“In response to this, the current application has been supported by ‘Technical Statement: Landscape & Visual’ by Soltys Brewster Consulting.

“Given the slim nature of the aluminium being used and the non-reflective nature of the material, the photomontages show that in the locations where the mast is visible, it is not overbearing in massing.”

Ms Griffiths stresses that the potential windfarm project lurking in the background should not be a consideration for councillors when they debate the application.

Ms Griffiths said: “This application relates solely to the meteorological mast and does not include any proposal for a windfarm.

“A subsequent windfarm proposal is not a consideration of this planning application.”

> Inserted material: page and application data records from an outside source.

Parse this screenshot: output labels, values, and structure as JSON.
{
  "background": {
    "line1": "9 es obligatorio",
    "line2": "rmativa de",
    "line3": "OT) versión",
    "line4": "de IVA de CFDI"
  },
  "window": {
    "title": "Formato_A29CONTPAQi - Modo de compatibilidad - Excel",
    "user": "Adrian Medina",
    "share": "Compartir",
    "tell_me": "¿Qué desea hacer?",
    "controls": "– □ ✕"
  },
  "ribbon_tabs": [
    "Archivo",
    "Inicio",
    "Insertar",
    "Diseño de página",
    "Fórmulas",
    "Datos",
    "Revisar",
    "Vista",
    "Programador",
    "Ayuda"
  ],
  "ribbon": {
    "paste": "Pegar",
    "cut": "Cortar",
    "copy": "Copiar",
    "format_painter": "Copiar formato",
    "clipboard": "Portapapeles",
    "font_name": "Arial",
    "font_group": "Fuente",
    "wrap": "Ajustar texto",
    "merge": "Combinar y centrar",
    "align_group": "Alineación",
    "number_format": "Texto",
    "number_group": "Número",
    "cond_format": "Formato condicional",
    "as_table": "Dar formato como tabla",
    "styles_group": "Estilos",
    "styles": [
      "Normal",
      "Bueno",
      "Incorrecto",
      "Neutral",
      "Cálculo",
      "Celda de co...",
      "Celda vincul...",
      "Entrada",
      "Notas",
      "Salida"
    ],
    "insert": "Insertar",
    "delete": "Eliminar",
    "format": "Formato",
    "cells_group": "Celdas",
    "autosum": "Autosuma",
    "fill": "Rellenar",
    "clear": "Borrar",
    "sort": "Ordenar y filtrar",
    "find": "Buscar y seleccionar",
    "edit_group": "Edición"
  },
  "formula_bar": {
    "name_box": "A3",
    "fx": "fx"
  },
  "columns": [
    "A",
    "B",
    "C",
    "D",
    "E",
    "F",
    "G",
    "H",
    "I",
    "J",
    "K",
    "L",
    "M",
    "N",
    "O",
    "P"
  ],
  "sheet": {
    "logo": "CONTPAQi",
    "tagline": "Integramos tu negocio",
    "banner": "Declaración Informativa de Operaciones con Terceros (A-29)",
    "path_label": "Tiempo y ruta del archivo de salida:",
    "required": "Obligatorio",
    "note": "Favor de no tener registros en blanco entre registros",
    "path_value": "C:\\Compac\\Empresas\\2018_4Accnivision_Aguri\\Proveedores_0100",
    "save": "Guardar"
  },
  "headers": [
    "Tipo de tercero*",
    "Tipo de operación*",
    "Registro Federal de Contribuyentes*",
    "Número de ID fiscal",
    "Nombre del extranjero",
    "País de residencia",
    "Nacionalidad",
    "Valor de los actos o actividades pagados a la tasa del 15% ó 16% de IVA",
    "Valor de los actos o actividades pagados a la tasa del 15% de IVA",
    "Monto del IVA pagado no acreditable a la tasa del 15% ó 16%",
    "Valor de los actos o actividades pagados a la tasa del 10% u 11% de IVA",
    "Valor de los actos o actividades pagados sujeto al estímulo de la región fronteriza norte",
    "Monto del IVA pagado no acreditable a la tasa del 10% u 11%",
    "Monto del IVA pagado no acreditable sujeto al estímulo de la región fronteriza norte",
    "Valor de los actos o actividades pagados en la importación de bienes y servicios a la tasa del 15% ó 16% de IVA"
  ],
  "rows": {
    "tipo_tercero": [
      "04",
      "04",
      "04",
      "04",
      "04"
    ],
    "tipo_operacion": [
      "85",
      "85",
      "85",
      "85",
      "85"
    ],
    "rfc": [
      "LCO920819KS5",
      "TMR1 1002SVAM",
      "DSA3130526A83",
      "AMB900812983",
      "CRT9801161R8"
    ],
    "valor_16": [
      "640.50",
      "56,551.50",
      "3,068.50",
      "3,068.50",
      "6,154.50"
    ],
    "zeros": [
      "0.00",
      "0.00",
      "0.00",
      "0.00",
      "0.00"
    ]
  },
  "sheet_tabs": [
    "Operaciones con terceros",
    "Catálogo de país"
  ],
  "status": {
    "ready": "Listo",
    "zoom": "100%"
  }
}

Ms Griffiths recommends approving the application and giving it conditional consent.
In documents lodged supporting the proposal planning agents Carney Sweeney said: “The mast will gather a range of meteorological data during the 36-month period as part of the overall feasibility assessment for a future wind farm proposal.

“The proposed development is not considered to have a significant impact on environmental, social, or economic factors.”

They add that government policy supports the principle of developing renewable and low carbon energy from all technologies.

The Esgair Galed Windfarm wind turbine scheme, which was revealed in January would roughly be situated, northwest of Llanidloes, southeast of Machynlleth and south of Llanbrynmair.

Any future wind turbine planning application would be deemed a Development of National Significance (DNS) and be processed by Welsh Government planning inspectors at Planning and Environment Decisions Wales (PEDW).

If built the wind turbines would create 171 MW of electricity which would be enough to power between 113,000 and 179,000 households a year.